If a line in the records below holds the word "structure", copy it.

-- Dataset records follows --

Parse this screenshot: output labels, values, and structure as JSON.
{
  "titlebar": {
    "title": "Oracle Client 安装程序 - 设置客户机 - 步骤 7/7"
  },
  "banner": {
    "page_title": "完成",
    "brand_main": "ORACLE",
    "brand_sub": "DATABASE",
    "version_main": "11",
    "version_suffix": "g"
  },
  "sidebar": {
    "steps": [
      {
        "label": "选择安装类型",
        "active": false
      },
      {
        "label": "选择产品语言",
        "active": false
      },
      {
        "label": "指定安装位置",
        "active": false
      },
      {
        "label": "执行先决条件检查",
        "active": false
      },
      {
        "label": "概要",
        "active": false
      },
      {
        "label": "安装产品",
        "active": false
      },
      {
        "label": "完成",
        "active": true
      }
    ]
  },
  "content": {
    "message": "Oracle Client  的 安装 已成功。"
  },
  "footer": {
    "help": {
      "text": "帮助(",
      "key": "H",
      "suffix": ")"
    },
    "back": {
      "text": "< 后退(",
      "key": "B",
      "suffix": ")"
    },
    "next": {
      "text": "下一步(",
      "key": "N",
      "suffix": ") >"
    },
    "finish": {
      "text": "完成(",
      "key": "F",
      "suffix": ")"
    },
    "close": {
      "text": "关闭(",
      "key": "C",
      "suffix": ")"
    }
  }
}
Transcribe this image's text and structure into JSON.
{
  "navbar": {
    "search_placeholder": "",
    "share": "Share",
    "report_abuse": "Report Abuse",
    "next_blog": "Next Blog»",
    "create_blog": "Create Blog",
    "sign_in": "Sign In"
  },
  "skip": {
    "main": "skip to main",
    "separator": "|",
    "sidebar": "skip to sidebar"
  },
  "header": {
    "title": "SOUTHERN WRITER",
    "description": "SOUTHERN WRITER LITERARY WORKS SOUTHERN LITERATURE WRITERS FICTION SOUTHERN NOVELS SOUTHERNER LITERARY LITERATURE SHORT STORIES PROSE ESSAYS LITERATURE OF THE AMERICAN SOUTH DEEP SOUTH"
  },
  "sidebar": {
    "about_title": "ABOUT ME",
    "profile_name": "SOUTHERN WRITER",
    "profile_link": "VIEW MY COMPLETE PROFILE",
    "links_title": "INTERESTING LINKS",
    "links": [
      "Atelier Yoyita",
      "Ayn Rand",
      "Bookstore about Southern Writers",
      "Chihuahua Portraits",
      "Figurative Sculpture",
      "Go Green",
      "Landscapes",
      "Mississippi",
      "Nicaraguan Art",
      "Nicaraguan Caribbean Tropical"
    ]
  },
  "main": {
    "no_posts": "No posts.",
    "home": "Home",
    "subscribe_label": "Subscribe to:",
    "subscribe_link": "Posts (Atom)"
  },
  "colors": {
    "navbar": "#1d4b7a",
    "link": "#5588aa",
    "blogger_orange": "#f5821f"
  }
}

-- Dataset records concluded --

__Result of this task__
Parse this screenshot: output labels, values, and structure as JSON.
Transcribe this image's text and structure into JSON.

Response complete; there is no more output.